Organized by Action Civics CA through the Mikva Challenge, Project Soapbox is a public speaking competition that calls on young people to research and address issues impacting them and their communities. The latest local event was held on Saturday, Dec. 8, drawing more than 200 people the campus of Santa Ana’s Santiago Elementary School, including 70 student speakers.

Students and staff from the Anaheim Union High School District

Anaheim Union High School District Superintendent Mike Matsuda, left, celebrates with students and staff from Brookhurst Junior High at the Project Soapbox competition on Dec. 8.

Top honors overall went to Charolette Kelly, who attends Northwood High School in Irvine.

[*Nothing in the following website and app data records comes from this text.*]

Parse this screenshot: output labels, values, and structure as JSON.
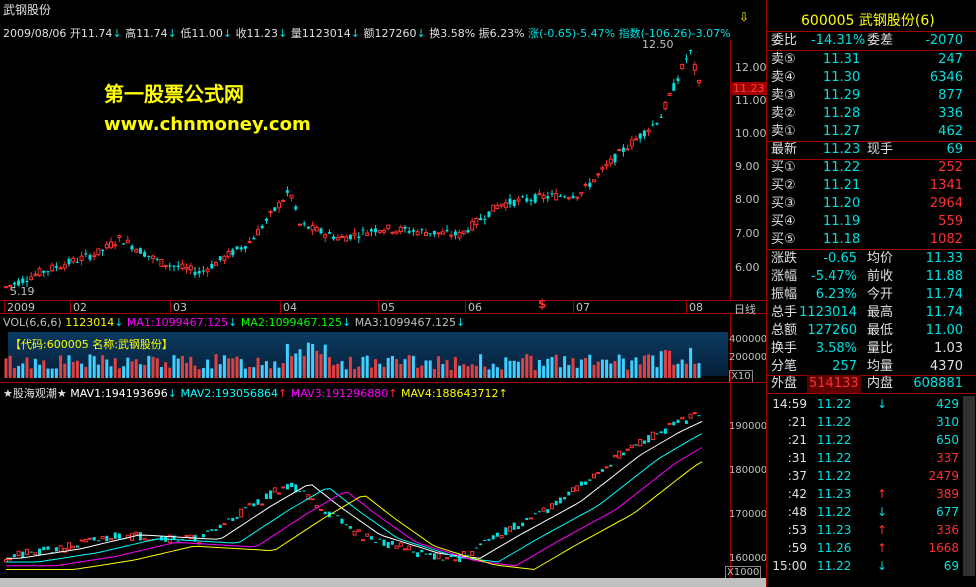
{
  "chart_title": "武钢股份",
  "date_line": {
    "date": "2009/08/06",
    "open": "开11.74",
    "high": "高11.74",
    "low": "低11.00",
    "close": "收11.23",
    "volume": "量1123014",
    "amount": "额127260",
    "turnover": "换3.58%",
    "amplitude": "振6.23%",
    "change": "涨(-0.65)-5.47%",
    "index": "指数(-106.26)-3.07%"
  },
  "watermark": {
    "line1": "第一股票公式网",
    "line2": "www.chnmoney.com"
  },
  "price_axis": {
    "labels": [
      "12.00",
      "11.00",
      "10.00",
      "9.00",
      "8.00",
      "7.00",
      "6.00"
    ],
    "current": "11.23",
    "peak_label": "12.50",
    "low_label": "5.19"
  },
  "time_axis": {
    "labels": [
      "2009",
      "02",
      "03",
      "04",
      "05",
      "06",
      "07",
      "08"
    ],
    "corner": "日线"
  },
  "vol_panel": {
    "header": "VOL(6,6,6)",
    "vol": "1123014",
    "ma1": "MA1:1099467.125",
    "ma2": "MA2:1099467.125",
    "ma3": "MA3:1099467.125",
    "code_label": "【代码:600005 名称:武钢股份】",
    "axis": [
      "400000",
      "200000"
    ],
    "unit": "X10"
  },
  "indicator_panel": {
    "name": "★股海观潮★",
    "mav1": "MAV1:194193696",
    "mav2": "MAV2:193056864",
    "mav3": "MAV3:191296880",
    "mav4": "MAV4:188643712",
    "axis": [
      "190000",
      "180000",
      "170000",
      "160000"
    ],
    "unit": "X1000"
  },
  "colors": {
    "up": "#ff3030",
    "down": "#00e0e0",
    "ma1": "#ffffff",
    "ma2": "#00ffff",
    "ma3": "#ff00ff",
    "ma4": "#ffff00",
    "border": "#a00000"
  },
  "quote": {
    "code_name": "600005 武钢股份(6)",
    "weibi_label": "委比",
    "weibi_value": "-14.31%",
    "weicha_label": "委差",
    "weicha_value": "-2070",
    "asks": [
      {
        "label": "卖⑤",
        "price": "11.31",
        "vol": "247"
      },
      {
        "label": "卖④",
        "price": "11.30",
        "vol": "6346"
      },
      {
        "label": "卖③",
        "price": "11.29",
        "vol": "877"
      },
      {
        "label": "卖②",
        "price": "11.28",
        "vol": "336"
      },
      {
        "label": "卖①",
        "price": "11.27",
        "vol": "462"
      }
    ],
    "latest_label": "最新",
    "latest_value": "11.23",
    "xianshou_label": "现手",
    "xianshou_value": "69",
    "bids": [
      {
        "label": "买①",
        "price": "11.22",
        "vol": "252"
      },
      {
        "label": "买②",
        "price": "11.21",
        "vol": "1341"
      },
      {
        "label": "买③",
        "price": "11.20",
        "vol": "2964"
      },
      {
        "label": "买④",
        "price": "11.19",
        "vol": "559"
      },
      {
        "label": "买⑤",
        "price": "11.18",
        "vol": "1082"
      }
    ],
    "stats": [
      {
        "l1": "涨跌",
        "v1": "-0.65",
        "l2": "均价",
        "v2": "11.33"
      },
      {
        "l1": "涨幅",
        "v1": "-5.47%",
        "l2": "前收",
        "v2": "11.88"
      },
      {
        "l1": "振幅",
        "v1": "6.23%",
        "l2": "今开",
        "v2": "11.74"
      },
      {
        "l1": "总手",
        "v1": "1123014",
        "l2": "最高",
        "v2": "11.74"
      },
      {
        "l1": "总额",
        "v1": "127260",
        "l2": "最低",
        "v2": "11.00"
      },
      {
        "l1": "换手",
        "v1": "3.58%",
        "l2": "量比",
        "v2": "1.03"
      },
      {
        "l1": "分笔",
        "v1": "257",
        "l2": "均量",
        "v2": "4370"
      }
    ],
    "waipan_label": "外盘",
    "waipan_value": "514133",
    "neipan_label": "内盘",
    "neipan_value": "608881",
    "ticks": [
      {
        "time": "14:59",
        "price": "11.22",
        "dir": "↓",
        "vol": "429"
      },
      {
        "time": ":21",
        "price": "11.22",
        "dir": "",
        "vol": "310"
      },
      {
        "time": ":21",
        "price": "11.22",
        "dir": "",
        "vol": "650"
      },
      {
        "time": ":31",
        "price": "11.22",
        "dir": "",
        "vol": "337"
      },
      {
        "time": ":37",
        "price": "11.22",
        "dir": "",
        "vol": "2479"
      },
      {
        "time": ":42",
        "price": "11.23",
        "dir": "↑",
        "vol": "389"
      },
      {
        "time": ":48",
        "price": "11.22",
        "dir": "↓",
        "vol": "677"
      },
      {
        "time": ":53",
        "price": "11.23",
        "dir": "↑",
        "vol": "336"
      },
      {
        "time": ":59",
        "price": "11.26",
        "dir": "↑",
        "vol": "1668"
      },
      {
        "time": "15:00",
        "price": "11.22",
        "dir": "↓",
        "vol": "69"
      }
    ]
  }
}
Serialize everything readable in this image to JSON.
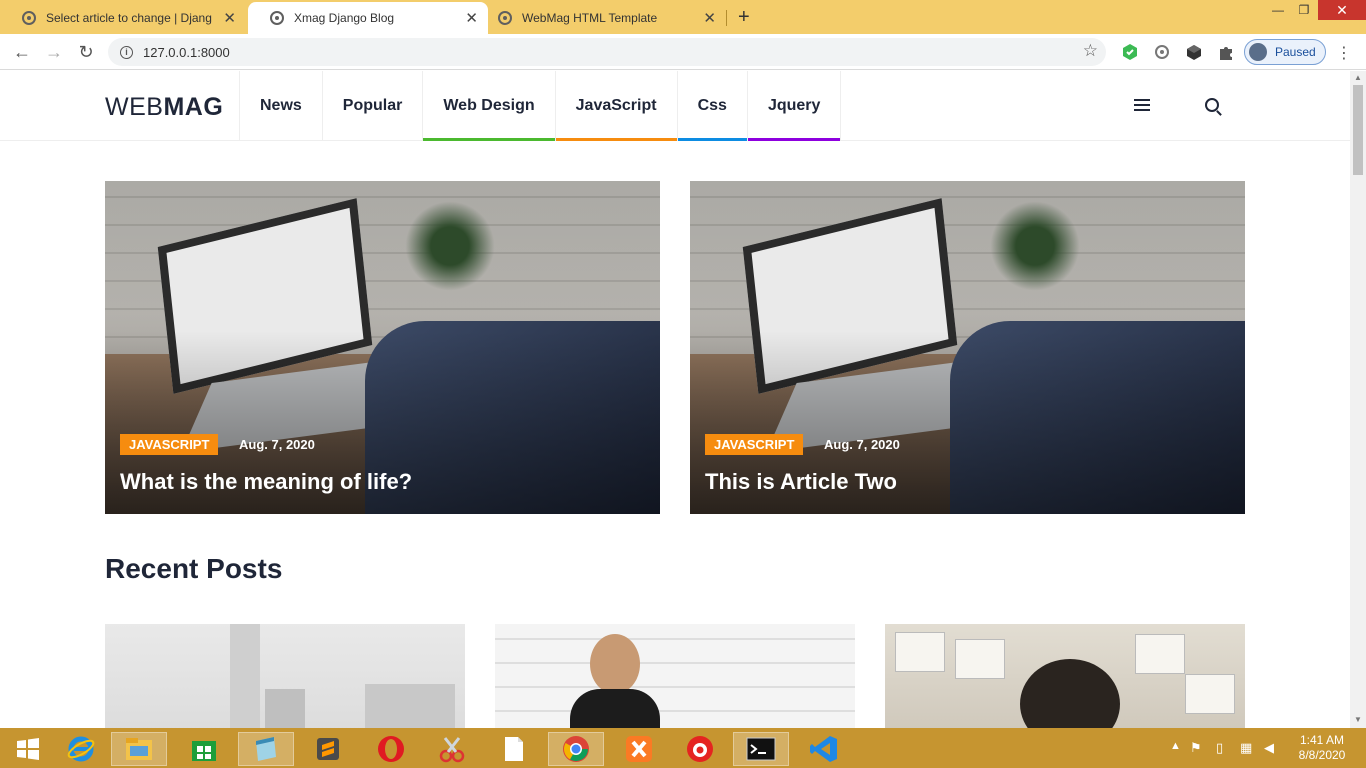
{
  "browser": {
    "tabs": [
      {
        "title": "Select article to change | Djang"
      },
      {
        "title": "Xmag Django Blog"
      },
      {
        "title": "WebMag HTML Template"
      }
    ],
    "close_glyph": "✕",
    "new_tab_glyph": "+",
    "url": "127.0.0.1:8000",
    "profile_status": "Paused",
    "back_icon": "←",
    "forward_icon": "→",
    "reload_icon": "↻",
    "star_icon": "☆",
    "info_icon": "i",
    "menu_icon": "⋮",
    "minimize": "—",
    "restore": "❐",
    "close_window": "✕"
  },
  "site": {
    "logo_light": "WEB",
    "logo_bold": "MAG",
    "nav": [
      {
        "label": "News",
        "color": ""
      },
      {
        "label": "Popular",
        "color": ""
      },
      {
        "label": "Web Design",
        "color": "#4bb92f"
      },
      {
        "label": "JavaScript",
        "color": "#f68c0f"
      },
      {
        "label": "Css",
        "color": "#0d8ce2"
      },
      {
        "label": "Jquery",
        "color": "#8d00de"
      }
    ]
  },
  "featured": [
    {
      "category": "JAVASCRIPT",
      "date": "Aug. 7, 2020",
      "title": "What is the meaning of life?"
    },
    {
      "category": "JAVASCRIPT",
      "date": "Aug. 7, 2020",
      "title": "This is Article Two"
    }
  ],
  "recent_heading": "Recent Posts",
  "taskbar": {
    "time": "1:41 AM",
    "date": "8/8/2020"
  }
}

She punched her ticket to the nation’s capital by advocating for the deaf community — both aloud and using American Sign Language.

Within the high school division, Catherine Cueva of Garden Grove secured first place for a speech about gun violence, Cindy Hajjar of Irvine won second for her commentary on religious discrimination and Demi Rosales of Anaheim took third for a speech on self love and depression.

Speaking of Anaheim, the Anaheim Union High School District produced nine of 15 finalists at the event and swept the middle school awards.

“All in all, it was a terrific event and a powerful showing by students of the Anaheim Union High School District,” said Ken Kanouse, a science teacher and speech coach from Brookhurst Junior High School.

Brookhurst fared particularly well, with four students making it to the finals. The school also captured first and third place in the middle school division, Kanouse said.

Top middle school honors went to Brookhurst’s Jimmy Che, who delivered a rebuttal of the 2013 U.S. Supreme Court decision that invalidated parts of the Voting Rights Act of 1965. Second place went to Viren Mehta of Anaheim for his speech on climate change, and third-place went to Sean Peralta, who spoke about college affordability.

Supporters made their way to Santiago’s auditorium for the finals following initial rounds staged in breakout rooms. Judges for the event included Santa Ana Unified Board of Education Vice President Dr. Rigo Rodriguez, Garden Grove Unified Board of Education trustee Walter Muneton and representatives from the Santa Ana City Council, the Garden Grove City Council, the Orange County Registrar of Voters and the League of Women Voters.